### Material for this task
<<<<

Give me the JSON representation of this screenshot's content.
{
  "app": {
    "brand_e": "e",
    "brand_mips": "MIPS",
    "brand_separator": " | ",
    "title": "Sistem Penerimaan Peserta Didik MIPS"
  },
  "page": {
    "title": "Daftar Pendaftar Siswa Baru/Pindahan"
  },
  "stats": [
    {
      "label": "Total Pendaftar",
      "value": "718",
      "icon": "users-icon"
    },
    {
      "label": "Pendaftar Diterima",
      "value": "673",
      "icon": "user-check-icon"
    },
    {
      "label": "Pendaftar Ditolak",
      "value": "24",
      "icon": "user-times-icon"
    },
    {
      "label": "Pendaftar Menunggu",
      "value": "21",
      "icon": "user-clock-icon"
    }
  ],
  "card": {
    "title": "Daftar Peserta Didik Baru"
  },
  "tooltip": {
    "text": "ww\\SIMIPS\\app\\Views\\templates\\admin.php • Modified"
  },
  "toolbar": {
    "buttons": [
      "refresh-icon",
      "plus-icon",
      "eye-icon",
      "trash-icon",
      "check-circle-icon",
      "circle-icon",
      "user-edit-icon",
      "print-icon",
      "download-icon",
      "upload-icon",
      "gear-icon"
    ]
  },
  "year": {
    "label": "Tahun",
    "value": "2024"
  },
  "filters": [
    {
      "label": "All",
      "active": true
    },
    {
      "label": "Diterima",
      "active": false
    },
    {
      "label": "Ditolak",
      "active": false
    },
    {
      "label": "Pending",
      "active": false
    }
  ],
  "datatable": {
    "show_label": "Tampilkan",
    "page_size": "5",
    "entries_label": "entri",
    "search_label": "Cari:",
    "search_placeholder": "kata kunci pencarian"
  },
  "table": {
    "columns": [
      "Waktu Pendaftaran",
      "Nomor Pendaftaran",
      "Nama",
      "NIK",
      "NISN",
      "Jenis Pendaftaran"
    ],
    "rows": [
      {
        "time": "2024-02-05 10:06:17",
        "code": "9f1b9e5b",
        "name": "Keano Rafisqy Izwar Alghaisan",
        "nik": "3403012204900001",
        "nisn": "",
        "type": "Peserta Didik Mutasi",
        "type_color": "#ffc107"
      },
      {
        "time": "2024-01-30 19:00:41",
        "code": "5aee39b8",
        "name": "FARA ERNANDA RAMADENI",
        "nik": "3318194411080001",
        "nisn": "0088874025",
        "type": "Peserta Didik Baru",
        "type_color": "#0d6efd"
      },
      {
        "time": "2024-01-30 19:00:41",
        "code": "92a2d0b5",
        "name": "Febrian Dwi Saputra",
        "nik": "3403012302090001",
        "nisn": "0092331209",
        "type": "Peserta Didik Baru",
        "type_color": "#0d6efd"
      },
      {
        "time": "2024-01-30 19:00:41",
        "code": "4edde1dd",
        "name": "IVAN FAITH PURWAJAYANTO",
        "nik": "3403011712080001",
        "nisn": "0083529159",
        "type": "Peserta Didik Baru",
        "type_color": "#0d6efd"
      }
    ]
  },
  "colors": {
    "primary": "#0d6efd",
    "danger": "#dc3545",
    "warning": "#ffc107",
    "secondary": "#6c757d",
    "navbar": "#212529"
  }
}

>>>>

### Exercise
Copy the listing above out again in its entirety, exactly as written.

### Response to the exercise
Give me the JSON representation of this screenshot's content.
{
  "app": {
    "brand_e": "e",
    "brand_mips": "MIPS",
    "brand_separator": " | ",
    "title": "Sistem Penerimaan Peserta Didik MIPS"
  },
  "page": {
    "title": "Daftar Pendaftar Siswa Baru/Pindahan"
  },
  "stats": [
    {
      "label": "Total Pendaftar",
      "value": "718",
      "icon": "users-icon"
    },
    {
      "label": "Pendaftar Diterima",
      "value": "673",
      "icon": "user-check-icon"
    },
    {
      "label": "Pendaftar Ditolak",
      "value": "24",
      "icon": "user-times-icon"
    },
    {
      "label": "Pendaftar Menunggu",
      "value": "21",
      "icon": "user-clock-icon"
    }
  ],
  "card": {
    "title": "Daftar Peserta Didik Baru"
  },
  "tooltip": {
    "text": "ww\\SIMIPS\\app\\Views\\templates\\admin.php • Modified"
  },
  "toolbar": {
    "buttons": [
      "refresh-icon",
      "plus-icon",
      "eye-icon",
      "trash-icon",
      "check-circle-icon",
      "circle-icon",
      "user-edit-icon",
      "print-icon",
      "download-icon",
      "upload-icon",
      "gear-icon"
    ]
  },
  "year": {
    "label": "Tahun",
    "value": "2024"
  },
  "filters": [
    {
      "label": "All",
      "active": true
    },
    {
      "label": "Diterima",
      "active": false
    },
    {
      "label": "Ditolak",
      "active": false
    },
    {
      "label": "Pending",
      "active": false
    }
  ],
  "datatable": {
    "show_label": "Tampilkan",
    "page_size": "5",
    "entries_label": "entri",
    "search_label": "Cari:",
    "search_placeholder": "kata kunci pencarian"
  },
  "table": {
    "columns": [
      "Waktu Pendaftaran",
      "Nomor Pendaftaran",
      "Nama",
      "NIK",
      "NISN",
      "Jenis Pendaftaran"
    ],
    "rows": [
      {
        "time": "2024-02-05 10:06:17",
        "code": "9f1b9e5b",
        "name": "Keano Rafisqy Izwar Alghaisan",
        "nik": "3403012204900001",
        "nisn": "",
        "type": "Peserta Didik Mutasi",
        "type_color": "#ffc107"
      },
      {
        "time": "2024-01-30 19:00:41",
        "code": "5aee39b8",
        "name": "FARA ERNANDA RAMADENI",
        "nik": "3318194411080001",
        "nisn": "0088874025",
        "type": "Peserta Didik Baru",
        "type_color": "#0d6efd"
      },
      {
        "time": "2024-01-30 19:00:41",
        "code": "92a2d0b5",
        "name": "Febrian Dwi Saputra",
        "nik": "3403012302090001",
        "nisn": "0092331209",
        "type": "Peserta Didik Baru",
        "type_color": "#0d6efd"
      },
      {
        "time": "2024-01-30 19:00:41",
        "code": "4edde1dd",
        "name": "IVAN FAITH PURWAJAYANTO",
        "nik": "3403011712080001",
        "nisn": "0083529159",
        "type": "Peserta Didik Baru",
        "type_color": "#0d6efd"
      }
    ]
  },
  "colors": {
    "primary": "#0d6efd",
    "danger": "#dc3545",
    "warning": "#ffc107",
    "secondary": "#6c757d",
    "navbar": "#212529"
  }
}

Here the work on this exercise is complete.